The problem: Where a line holds the word "products", copy it from the records.

╔══

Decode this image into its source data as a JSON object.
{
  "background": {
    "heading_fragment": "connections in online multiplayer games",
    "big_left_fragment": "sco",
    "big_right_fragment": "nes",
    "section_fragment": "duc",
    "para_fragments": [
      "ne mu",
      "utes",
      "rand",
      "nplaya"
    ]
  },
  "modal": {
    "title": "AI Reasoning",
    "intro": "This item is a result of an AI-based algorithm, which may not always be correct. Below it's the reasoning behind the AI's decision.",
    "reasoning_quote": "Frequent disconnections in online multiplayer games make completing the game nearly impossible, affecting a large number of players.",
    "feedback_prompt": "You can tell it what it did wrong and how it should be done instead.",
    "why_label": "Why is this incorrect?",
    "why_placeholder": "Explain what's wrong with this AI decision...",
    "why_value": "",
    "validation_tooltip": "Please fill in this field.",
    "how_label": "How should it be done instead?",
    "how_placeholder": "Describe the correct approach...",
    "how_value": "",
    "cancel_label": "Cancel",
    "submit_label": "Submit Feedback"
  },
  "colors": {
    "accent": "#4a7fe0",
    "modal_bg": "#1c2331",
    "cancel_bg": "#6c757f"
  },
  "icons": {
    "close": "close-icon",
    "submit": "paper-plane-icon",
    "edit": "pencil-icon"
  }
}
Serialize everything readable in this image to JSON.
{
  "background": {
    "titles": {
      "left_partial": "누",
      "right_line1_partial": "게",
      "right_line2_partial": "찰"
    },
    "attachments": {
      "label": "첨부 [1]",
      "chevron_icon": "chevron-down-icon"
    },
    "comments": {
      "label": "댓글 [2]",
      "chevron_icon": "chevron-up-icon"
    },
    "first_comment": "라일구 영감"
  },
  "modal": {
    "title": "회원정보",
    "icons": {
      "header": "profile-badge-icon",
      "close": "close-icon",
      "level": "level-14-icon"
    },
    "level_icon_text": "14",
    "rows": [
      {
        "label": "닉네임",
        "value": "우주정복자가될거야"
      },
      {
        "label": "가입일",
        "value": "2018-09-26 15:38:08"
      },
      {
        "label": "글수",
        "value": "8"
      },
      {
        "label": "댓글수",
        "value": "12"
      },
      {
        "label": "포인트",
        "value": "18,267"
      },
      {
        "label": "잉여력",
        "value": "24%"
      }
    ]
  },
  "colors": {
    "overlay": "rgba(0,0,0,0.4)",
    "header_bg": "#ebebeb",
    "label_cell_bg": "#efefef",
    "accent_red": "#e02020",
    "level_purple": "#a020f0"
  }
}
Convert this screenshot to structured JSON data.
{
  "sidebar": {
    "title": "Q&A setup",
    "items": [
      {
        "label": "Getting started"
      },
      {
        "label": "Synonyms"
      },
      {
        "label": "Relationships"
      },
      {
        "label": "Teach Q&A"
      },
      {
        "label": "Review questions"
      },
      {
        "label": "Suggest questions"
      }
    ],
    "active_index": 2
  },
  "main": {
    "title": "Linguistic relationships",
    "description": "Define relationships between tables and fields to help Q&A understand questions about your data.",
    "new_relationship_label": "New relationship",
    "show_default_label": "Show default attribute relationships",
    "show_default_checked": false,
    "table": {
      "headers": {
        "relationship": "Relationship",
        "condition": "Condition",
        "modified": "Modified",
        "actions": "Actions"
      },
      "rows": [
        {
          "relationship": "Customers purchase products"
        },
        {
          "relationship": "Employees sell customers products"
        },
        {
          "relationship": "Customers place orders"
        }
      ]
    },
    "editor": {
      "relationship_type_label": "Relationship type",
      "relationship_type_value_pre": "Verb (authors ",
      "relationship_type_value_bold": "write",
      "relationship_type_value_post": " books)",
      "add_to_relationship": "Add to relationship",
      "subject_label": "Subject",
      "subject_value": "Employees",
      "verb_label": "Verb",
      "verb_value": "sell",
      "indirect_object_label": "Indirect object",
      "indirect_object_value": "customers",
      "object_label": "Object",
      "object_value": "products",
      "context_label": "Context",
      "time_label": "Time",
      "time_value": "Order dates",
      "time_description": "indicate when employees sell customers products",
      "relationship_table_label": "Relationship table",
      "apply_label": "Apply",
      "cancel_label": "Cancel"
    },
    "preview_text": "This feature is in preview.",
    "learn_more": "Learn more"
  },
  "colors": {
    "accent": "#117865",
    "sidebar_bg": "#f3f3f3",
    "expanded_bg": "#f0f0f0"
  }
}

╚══

Response box:
          "relationship": "Customers purchase products"
          "relationship": "Employees sell customers products"
      "object_value": "products",
      "time_description": "indicate when employees sell customers products",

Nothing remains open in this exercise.